Perhaps most notable is the accelerated shift from in-store to online spending. This was particularly prevalent during lockdown: however, as stores begin to reopen their doors, many consumers are continuing to shop predominantly online.
This comes at a cost for merchants. Not only are fees for Card Not Present transactions generally higher than for face-to-face transactions, merchants are less able to route their transactions down the most cost-effective route – resulting in higher costs. In this blog, we take a look at the barriers preventing online routing and the overall impact to merchants in the current climate.
Why Can’t You Route Transactions Online?
Since 2011, the Durbin amendment’s No Network Exclusivity (NNE) clause has mandated U.S. debit cards need to be co-badged with at least two unaffiliated networks. This allows merchants to route debit card transactions to the lowest cost network: a process that engages competitive forces and puts downwards pressure on pricing.
However, Card Not Present transactions are a lot more difficult to route to local debit card networks, which tend to have lower costs than the global Visa and Mastercard networks.
Historically, domestic debit networks – such as STAR, Pulse and NYCE – have been characterized by PIN authentication. However, this has proven restrictive to their growth: PIN authentication is problematic in a number of retail situations, such online transactions and in-store small ticket purchases where speed at the Point of Sale (POS) is vital. In response to this, the local debit networks, except for Visa’s Interlink network, have developed the technical ability to process transactions without a PIN – this is known as PINless debit.
However, there is a fundamental issue with Bank Identification Number (BIN) enablement, preventing the growth of PINless. In a nutshell, many issuers are not switching on PINless functionality when they issue bank cards, which means merchants are unable to use it for a large proportion of transactions. In our experience, a merchant is unlikely to be able to use PINless more than 50% of the time.
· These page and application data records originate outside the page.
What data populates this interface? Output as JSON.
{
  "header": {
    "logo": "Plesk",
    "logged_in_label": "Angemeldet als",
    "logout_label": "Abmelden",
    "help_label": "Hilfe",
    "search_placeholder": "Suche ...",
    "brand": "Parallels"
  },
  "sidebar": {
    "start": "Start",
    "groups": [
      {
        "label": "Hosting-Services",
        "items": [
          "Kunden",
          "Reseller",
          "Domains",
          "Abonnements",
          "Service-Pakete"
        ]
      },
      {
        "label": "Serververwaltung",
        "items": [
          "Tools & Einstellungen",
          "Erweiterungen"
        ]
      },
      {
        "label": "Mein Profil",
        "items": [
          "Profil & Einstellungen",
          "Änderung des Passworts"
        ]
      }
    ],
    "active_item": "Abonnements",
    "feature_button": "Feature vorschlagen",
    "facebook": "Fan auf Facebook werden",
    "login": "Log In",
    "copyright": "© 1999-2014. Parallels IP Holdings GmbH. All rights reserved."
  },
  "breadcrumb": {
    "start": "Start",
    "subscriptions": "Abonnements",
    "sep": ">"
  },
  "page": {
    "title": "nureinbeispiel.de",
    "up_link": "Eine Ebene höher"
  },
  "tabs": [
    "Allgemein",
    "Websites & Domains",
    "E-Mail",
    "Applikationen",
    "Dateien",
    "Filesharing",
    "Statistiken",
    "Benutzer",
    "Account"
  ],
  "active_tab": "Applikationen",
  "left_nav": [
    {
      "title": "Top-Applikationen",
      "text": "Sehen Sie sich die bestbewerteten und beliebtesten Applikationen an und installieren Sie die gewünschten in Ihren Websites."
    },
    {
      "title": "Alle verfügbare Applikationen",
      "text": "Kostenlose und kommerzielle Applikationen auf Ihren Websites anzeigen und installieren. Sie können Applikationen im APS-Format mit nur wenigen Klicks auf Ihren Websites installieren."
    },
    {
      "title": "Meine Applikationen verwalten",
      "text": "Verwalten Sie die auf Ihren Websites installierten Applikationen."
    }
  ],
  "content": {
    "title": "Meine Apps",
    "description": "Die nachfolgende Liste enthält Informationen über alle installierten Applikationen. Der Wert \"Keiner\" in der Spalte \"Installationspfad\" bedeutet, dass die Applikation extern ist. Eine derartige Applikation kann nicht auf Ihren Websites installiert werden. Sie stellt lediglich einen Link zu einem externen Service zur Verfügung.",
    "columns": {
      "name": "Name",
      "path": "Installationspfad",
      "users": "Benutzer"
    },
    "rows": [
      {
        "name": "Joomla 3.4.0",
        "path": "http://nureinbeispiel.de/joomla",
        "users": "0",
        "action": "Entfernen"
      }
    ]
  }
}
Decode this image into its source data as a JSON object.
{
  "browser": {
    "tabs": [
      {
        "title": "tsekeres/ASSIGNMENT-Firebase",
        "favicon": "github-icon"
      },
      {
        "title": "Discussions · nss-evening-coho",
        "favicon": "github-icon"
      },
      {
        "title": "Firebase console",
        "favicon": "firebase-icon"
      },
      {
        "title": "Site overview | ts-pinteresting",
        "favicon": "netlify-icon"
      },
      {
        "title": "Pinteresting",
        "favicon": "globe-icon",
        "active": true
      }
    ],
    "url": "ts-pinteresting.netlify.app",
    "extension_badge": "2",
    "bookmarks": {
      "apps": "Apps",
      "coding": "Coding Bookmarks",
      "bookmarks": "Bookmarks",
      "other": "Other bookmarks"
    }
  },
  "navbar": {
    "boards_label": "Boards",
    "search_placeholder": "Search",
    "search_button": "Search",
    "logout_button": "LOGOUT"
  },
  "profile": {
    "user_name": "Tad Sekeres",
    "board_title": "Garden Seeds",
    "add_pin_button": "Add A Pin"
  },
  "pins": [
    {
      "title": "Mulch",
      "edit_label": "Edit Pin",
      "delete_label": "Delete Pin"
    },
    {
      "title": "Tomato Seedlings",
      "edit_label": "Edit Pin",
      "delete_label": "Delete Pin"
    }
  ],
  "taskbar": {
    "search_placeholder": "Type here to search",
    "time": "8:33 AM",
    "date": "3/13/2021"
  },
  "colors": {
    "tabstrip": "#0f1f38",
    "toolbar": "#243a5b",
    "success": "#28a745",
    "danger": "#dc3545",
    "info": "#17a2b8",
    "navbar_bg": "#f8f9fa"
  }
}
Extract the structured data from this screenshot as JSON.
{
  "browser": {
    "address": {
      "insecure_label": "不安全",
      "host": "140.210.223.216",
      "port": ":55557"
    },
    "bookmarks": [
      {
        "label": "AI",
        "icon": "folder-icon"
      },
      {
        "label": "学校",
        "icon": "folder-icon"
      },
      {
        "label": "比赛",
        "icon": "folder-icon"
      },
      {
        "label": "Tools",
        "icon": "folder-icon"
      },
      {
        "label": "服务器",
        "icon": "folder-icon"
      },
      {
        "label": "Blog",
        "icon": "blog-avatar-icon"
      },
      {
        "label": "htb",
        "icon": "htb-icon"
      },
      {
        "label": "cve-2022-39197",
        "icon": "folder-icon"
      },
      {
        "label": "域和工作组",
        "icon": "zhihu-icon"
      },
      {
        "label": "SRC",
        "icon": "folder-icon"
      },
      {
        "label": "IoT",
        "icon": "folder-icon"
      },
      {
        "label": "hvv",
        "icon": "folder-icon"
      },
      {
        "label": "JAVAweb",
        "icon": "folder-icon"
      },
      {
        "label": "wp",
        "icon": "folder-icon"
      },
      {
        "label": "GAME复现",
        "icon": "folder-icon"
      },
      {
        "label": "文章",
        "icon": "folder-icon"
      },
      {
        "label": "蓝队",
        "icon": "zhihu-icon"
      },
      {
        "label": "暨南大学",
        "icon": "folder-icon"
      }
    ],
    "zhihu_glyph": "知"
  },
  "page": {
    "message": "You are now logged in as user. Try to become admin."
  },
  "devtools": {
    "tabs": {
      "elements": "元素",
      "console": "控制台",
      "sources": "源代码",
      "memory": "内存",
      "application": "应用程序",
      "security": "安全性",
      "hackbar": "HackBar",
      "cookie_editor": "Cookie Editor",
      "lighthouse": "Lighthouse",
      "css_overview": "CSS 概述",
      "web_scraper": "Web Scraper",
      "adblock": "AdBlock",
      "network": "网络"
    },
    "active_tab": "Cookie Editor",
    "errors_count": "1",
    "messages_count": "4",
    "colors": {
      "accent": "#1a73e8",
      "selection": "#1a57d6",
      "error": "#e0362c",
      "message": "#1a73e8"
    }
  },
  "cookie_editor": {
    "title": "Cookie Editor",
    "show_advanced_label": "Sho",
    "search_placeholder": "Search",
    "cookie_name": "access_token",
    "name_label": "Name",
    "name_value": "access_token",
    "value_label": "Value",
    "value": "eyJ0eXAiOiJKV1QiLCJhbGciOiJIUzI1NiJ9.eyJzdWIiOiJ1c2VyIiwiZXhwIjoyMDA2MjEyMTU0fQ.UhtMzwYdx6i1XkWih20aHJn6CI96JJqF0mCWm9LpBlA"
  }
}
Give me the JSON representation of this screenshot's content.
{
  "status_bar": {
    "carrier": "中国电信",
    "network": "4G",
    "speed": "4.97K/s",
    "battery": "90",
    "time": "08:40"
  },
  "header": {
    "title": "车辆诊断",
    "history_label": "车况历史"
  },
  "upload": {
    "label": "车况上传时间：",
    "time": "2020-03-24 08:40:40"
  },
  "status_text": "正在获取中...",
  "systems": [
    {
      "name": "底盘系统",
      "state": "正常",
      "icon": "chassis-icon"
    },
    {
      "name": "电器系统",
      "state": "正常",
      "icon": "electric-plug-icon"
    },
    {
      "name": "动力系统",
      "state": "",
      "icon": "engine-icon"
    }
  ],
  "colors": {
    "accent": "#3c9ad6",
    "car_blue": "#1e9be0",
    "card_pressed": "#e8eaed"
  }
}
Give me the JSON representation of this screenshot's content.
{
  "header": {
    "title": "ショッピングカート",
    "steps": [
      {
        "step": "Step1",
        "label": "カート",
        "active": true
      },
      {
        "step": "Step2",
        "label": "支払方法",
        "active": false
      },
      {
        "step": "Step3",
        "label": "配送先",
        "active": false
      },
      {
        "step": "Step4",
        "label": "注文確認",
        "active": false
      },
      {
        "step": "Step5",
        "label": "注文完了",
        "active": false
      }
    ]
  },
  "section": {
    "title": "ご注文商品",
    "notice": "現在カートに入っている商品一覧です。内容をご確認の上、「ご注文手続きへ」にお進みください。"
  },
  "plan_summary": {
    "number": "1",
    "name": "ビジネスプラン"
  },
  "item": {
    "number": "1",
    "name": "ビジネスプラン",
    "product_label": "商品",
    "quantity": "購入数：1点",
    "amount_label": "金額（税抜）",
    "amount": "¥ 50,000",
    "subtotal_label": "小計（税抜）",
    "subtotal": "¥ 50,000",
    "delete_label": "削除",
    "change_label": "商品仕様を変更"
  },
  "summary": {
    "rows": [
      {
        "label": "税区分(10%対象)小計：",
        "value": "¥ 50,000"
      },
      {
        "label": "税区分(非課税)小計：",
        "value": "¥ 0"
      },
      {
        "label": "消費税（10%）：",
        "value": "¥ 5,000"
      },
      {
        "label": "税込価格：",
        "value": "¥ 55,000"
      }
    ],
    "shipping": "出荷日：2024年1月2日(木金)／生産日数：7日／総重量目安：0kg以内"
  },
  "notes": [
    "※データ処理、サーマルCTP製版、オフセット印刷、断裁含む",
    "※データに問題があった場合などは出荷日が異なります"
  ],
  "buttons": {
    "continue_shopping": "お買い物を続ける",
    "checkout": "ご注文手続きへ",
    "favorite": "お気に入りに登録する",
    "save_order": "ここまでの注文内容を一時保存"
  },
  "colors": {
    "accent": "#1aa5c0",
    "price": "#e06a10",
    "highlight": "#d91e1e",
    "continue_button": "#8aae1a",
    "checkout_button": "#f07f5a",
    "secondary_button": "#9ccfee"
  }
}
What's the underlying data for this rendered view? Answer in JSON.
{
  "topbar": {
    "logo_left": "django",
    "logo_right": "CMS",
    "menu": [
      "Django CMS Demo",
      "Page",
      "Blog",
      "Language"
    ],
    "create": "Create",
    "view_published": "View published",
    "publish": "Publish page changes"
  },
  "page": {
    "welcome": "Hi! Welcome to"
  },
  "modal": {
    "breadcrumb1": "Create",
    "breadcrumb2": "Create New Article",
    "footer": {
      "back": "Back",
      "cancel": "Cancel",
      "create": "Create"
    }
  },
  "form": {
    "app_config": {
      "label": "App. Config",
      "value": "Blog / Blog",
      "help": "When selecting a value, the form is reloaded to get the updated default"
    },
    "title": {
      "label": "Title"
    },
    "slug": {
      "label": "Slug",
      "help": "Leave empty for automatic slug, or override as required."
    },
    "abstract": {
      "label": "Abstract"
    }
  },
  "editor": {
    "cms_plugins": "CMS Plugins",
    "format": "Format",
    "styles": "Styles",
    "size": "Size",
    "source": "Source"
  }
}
Merchants and merchant advocates have long argued this is a violation of the terms of the Durbin amendment. At no point did the Durbin text state online transactions are exempt from the NNE, and it is unlikely legislators ever intended for it to be. Put simply, we believe by preventing the growth of PINless, some members of the payments supply chain are breaking the law.
‘‘(B) NO ROUTING RESTRICTIONS.—The Board shall, before the end of the 1-year period beginning on the date of the enactment of the Consumer Financial Protection Act of 2010, prescribe regulations providing that an issuer or payment card network shall not, directly or through any agent, processor, or licensed member of the network, by contract, requirement, condition, penalty, or otherwise, inhibit the ability of any person who accepts debit cards for payments to direct the routing of electronic debit transactions for processing over any payment card network that may process such transactions.”
In response to merchant concerns, the Federal Trade Commission (FTC) has launched an inquiry into restrictions to the growth of PINless. Although very little is publicly known about how the inquiry is progressing, merchant advocates are rightly concerned that the pandemic may cause delays, further exacerbating the issues and increasing the costs to merchants.
How Much is This Worth to Merchants?
If 2020 had been a normal trading year and followed expected growth trends, and if PINless was widely available, the U.S. merchant community would have saved an estimated $2.1 billion in the calendar year (Fig 1).
However, online debit card volumes have skyrocketed due to the pandemic. As a result, merchants stand to miss out on a staggering $3.1 billion this year from being unable to access PINless on a large portion of transactions (Fig 1). These figures are based on the assumption domestic networks could reach a market share of 41% of CNP transactions, the same as their market share in the Card Present (CP) space. We believe this estimate could be conservative, and if this market share reached 90% – which could be theoretically possible – the annual savings would be $5.6 billion in a normal trading year and $7.9 billion during this pandemic.
We should note we haven’t included CP PINless debit in these numbers, which is also subject to the same restrictions. PINless is also useful for small ticket merchants such as QSRs – where PIN authentication is not desirable – because it gives merchants another routing option for these transactions.
Sources: CMSPI Estimates & Federal Reserve Reporting
The increase in online commerce will also inevitably increase merchant card fees. In the debit space, it makes Durbin-mandated routing more difficult and this is set to cost U.S. merchants an eye-watering $3.1 billion in 2020 alone. With the FTC inquiry ongoing, a fair outcome would solve this issue – however, merchants and merchant advocates need to join together to ensure this happens.
As more transactions move online, merchants must now look to rigorously audit and review their existing CNP payments set up. While routing remains obstructed by inherent issues in the payments supply chain, retailers can still identify significant areas for cost savings by optimizing their holistic arrangements. With the shift to ecommerce looking likely to last well into the future, now is the time to ensure you’re not paying over the odds for CNP transactions.
*Please note, unless otherwise stated all figures are CMSPI estimates.
To find out how you can optimize your payments set up to win customers and boost revenue in a more online world, get in touch with our ecommerce experts today.
This blog is one of three in a series looking at how the rise in online spending is impacting the merchant community: